Start of SOURCE DATA

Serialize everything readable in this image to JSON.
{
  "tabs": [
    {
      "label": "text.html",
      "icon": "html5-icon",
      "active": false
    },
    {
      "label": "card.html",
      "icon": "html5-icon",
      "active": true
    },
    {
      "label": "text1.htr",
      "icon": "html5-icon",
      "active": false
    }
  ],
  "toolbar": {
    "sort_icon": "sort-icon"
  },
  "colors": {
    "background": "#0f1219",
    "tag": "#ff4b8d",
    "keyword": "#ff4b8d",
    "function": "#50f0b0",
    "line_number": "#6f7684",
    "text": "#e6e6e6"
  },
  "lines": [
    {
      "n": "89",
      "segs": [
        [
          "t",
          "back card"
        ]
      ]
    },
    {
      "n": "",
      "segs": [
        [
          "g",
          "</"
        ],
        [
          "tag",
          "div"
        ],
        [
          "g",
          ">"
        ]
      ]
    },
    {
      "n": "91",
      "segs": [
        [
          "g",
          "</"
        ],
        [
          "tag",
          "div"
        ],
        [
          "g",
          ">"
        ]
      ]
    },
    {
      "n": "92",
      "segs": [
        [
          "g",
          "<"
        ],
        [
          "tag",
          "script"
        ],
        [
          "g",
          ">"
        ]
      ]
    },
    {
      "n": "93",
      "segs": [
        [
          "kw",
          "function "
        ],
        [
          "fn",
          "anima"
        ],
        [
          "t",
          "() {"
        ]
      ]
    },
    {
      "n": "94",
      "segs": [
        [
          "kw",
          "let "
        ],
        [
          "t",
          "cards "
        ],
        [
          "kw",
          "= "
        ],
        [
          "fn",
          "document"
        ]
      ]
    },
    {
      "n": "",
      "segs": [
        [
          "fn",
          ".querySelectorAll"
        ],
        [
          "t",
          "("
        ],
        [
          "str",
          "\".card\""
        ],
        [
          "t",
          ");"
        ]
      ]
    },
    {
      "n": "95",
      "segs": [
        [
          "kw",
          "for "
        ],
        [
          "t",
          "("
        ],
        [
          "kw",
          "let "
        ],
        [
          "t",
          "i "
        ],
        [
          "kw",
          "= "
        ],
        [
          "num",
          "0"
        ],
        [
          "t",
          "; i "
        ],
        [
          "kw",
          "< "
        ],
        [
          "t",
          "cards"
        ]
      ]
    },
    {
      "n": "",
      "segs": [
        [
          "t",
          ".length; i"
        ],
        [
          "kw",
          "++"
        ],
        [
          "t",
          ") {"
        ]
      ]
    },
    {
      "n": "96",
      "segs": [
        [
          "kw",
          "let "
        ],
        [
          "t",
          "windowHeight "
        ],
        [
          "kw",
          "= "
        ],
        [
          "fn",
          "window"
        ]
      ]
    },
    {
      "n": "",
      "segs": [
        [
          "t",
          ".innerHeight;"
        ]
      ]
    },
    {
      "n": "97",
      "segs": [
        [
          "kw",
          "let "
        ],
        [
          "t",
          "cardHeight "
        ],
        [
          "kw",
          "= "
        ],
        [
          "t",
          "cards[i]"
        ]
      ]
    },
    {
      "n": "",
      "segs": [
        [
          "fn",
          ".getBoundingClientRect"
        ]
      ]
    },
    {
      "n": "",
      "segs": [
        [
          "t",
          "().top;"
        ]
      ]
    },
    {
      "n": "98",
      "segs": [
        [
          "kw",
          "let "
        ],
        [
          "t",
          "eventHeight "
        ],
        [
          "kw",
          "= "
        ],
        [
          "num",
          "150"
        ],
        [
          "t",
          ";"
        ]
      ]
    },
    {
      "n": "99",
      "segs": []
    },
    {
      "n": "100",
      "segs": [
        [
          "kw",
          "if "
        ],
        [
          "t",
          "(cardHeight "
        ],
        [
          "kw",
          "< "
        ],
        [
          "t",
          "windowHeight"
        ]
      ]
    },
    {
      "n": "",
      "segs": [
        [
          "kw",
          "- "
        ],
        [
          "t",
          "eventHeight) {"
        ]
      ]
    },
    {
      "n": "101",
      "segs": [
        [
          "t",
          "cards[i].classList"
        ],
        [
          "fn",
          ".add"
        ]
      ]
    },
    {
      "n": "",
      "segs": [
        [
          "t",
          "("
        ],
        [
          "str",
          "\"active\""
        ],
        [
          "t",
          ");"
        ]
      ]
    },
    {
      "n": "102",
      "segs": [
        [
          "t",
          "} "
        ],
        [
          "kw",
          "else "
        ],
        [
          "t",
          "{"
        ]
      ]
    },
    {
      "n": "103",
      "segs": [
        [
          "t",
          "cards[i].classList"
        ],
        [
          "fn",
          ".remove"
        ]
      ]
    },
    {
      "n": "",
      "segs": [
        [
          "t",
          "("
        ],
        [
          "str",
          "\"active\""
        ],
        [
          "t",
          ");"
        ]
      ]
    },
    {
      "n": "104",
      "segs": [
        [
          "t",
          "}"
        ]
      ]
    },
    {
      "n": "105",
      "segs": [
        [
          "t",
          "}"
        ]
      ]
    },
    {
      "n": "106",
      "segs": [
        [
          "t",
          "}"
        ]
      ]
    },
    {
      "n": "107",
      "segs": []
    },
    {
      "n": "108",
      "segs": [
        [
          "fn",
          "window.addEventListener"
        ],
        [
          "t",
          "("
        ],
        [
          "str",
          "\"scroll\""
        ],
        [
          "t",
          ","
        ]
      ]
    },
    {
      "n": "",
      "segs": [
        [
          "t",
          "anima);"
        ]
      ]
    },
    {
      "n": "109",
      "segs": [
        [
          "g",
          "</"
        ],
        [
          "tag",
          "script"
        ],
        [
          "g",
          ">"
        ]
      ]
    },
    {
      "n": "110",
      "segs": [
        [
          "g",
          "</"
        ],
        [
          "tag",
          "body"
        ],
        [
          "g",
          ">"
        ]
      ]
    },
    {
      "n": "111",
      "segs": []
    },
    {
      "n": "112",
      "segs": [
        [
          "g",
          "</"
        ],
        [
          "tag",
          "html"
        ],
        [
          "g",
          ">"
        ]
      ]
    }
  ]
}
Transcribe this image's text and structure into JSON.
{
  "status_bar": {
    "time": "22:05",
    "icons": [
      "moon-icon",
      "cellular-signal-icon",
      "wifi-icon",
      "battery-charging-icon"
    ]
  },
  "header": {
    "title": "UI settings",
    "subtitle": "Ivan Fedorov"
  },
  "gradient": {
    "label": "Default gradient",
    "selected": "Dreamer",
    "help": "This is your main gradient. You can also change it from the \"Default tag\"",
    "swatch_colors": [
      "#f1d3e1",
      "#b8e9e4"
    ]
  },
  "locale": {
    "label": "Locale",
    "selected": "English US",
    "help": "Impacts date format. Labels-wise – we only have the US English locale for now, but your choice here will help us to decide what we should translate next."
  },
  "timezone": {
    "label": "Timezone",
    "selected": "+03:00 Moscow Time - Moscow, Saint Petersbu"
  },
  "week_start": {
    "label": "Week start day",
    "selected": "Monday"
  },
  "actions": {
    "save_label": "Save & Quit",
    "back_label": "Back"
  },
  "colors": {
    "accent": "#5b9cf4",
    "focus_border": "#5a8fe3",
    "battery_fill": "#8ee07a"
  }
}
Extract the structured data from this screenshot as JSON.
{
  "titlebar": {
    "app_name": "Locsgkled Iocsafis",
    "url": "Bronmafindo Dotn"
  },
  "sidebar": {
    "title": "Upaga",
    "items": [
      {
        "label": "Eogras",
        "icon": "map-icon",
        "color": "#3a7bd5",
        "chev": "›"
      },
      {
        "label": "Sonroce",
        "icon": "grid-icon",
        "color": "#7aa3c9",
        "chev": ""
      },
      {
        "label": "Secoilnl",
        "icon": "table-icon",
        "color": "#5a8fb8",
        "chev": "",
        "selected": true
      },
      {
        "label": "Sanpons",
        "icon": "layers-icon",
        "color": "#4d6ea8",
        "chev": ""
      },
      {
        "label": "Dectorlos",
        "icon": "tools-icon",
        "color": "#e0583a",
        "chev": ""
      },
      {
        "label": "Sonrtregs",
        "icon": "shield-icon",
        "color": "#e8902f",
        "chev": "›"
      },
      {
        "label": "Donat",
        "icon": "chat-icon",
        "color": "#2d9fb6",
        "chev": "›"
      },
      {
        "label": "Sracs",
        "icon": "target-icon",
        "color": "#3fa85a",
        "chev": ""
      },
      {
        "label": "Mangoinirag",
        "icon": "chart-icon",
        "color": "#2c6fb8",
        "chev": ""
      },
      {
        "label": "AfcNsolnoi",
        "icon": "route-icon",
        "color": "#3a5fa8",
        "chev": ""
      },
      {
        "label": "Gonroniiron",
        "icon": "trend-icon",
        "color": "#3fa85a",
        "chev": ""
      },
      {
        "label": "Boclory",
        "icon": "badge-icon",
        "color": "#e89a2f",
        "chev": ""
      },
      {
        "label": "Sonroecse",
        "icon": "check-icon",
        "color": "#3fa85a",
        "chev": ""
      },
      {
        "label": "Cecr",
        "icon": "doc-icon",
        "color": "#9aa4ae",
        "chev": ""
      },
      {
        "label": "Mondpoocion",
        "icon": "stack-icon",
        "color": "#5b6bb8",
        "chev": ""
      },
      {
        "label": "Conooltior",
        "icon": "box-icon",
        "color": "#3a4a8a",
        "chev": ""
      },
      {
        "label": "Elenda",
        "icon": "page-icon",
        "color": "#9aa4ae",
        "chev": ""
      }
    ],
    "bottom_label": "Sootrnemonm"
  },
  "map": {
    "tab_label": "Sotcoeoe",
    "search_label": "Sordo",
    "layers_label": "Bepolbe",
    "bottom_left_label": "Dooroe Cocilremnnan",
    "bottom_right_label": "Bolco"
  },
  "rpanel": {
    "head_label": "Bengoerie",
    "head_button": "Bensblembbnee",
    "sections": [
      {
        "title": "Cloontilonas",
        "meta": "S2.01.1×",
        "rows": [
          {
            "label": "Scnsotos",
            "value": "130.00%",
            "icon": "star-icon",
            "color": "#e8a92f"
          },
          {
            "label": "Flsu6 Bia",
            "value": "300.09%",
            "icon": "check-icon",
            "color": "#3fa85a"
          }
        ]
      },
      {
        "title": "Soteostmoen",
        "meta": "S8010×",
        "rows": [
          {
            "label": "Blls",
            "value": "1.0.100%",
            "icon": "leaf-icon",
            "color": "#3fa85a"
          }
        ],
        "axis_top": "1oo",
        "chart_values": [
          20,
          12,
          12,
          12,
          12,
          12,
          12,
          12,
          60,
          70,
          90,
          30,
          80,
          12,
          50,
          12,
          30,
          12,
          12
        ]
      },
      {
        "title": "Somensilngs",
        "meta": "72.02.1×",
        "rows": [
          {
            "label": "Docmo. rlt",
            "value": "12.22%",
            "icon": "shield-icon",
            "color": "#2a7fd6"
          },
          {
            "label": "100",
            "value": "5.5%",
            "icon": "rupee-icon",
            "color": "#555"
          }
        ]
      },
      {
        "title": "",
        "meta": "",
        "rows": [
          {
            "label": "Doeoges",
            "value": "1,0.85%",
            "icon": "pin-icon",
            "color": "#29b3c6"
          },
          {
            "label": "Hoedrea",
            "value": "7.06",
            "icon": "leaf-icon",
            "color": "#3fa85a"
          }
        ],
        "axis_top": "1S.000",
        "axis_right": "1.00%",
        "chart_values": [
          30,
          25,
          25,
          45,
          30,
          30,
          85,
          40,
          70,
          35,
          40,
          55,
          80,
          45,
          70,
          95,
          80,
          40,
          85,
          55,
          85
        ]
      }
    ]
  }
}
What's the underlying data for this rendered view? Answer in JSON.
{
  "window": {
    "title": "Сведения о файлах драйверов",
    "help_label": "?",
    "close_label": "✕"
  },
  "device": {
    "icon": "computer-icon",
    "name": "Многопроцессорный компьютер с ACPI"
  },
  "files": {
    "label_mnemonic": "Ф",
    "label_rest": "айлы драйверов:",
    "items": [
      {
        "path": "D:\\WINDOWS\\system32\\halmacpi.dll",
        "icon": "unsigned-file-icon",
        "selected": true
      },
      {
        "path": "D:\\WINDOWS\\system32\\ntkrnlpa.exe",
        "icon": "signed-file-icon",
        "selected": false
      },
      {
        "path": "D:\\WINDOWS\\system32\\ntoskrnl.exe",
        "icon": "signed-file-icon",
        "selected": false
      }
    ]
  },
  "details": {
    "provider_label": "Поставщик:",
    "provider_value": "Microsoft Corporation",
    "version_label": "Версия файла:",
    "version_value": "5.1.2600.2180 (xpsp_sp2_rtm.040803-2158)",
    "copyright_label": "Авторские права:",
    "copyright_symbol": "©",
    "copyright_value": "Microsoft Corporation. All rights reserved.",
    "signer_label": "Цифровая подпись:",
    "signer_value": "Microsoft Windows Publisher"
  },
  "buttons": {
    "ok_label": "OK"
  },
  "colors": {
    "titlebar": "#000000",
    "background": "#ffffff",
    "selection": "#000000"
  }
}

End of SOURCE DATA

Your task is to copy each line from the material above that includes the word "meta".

        "meta": "S2.01.1×",
        "meta": "S8010×",
        "meta": "72.02.1×",
        "meta": "",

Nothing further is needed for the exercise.